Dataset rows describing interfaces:
--- --- ---

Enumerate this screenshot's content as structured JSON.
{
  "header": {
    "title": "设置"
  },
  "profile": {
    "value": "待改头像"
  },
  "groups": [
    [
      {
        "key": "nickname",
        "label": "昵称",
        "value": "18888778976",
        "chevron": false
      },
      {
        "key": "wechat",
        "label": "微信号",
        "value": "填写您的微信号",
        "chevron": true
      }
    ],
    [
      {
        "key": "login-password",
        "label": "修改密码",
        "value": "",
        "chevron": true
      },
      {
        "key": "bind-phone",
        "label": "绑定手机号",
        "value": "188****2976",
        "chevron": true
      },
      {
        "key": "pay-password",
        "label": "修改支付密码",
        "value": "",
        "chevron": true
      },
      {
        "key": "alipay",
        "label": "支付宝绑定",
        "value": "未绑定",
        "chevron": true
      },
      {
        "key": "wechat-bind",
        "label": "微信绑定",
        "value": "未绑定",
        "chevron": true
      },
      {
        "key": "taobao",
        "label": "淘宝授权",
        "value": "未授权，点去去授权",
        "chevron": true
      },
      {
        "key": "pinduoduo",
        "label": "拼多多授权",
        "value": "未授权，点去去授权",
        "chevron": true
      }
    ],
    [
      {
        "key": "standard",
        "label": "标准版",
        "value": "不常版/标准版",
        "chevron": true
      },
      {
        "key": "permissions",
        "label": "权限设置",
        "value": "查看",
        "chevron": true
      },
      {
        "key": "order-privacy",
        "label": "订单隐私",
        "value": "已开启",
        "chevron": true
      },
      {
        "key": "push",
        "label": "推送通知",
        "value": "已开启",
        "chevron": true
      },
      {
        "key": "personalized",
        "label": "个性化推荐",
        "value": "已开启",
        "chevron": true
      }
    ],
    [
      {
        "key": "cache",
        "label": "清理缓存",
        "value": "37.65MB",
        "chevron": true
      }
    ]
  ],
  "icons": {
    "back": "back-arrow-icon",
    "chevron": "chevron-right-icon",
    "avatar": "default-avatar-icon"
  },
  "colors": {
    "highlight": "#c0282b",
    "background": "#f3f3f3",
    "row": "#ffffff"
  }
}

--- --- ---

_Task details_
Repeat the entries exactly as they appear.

_Exercise output_
Enumerate this screenshot's content as structured JSON.
{
  "header": {
    "title": "设置"
  },
  "profile": {
    "value": "待改头像"
  },
  "groups": [
    [
      {
        "key": "nickname",
        "label": "昵称",
        "value": "18888778976",
        "chevron": false
      },
      {
        "key": "wechat",
        "label": "微信号",
        "value": "填写您的微信号",
        "chevron": true
      }
    ],
    [
      {
        "key": "login-password",
        "label": "修改密码",
        "value": "",
        "chevron": true
      },
      {
        "key": "bind-phone",
        "label": "绑定手机号",
        "value": "188****2976",
        "chevron": true
      },
      {
        "key": "pay-password",
        "label": "修改支付密码",
        "value": "",
        "chevron": true
      },
      {
        "key": "alipay",
        "label": "支付宝绑定",
        "value": "未绑定",
        "chevron": true
      },
      {
        "key": "wechat-bind",
        "label": "微信绑定",
        "value": "未绑定",
        "chevron": true
      },
      {
        "key": "taobao",
        "label": "淘宝授权",
        "value": "未授权，点去去授权",
        "chevron": true
      },
      {
        "key": "pinduoduo",
        "label": "拼多多授权",
        "value": "未授权，点去去授权",
        "chevron": true
      }
    ],
    [
      {
        "key": "standard",
        "label": "标准版",
        "value": "不常版/标准版",
        "chevron": true
      },
      {
        "key": "permissions",
        "label": "权限设置",
        "value": "查看",
        "chevron": true
      },
      {
        "key": "order-privacy",
        "label": "订单隐私",
        "value": "已开启",
        "chevron": true
      },
      {
        "key": "push",
        "label": "推送通知",
        "value": "已开启",
        "chevron": true
      },
      {
        "key": "personalized",
        "label": "个性化推荐",
        "value": "已开启",
        "chevron": true
      }
    ],
    [
      {
        "key": "cache",
        "label": "清理缓存",
        "value": "37.65MB",
        "chevron": true
      }
    ]
  ],
  "icons": {
    "back": "back-arrow-icon",
    "chevron": "chevron-right-icon",
    "avatar": "default-avatar-icon"
  },
  "colors": {
    "highlight": "#c0282b",
    "background": "#f3f3f3",
    "row": "#ffffff"
  }
}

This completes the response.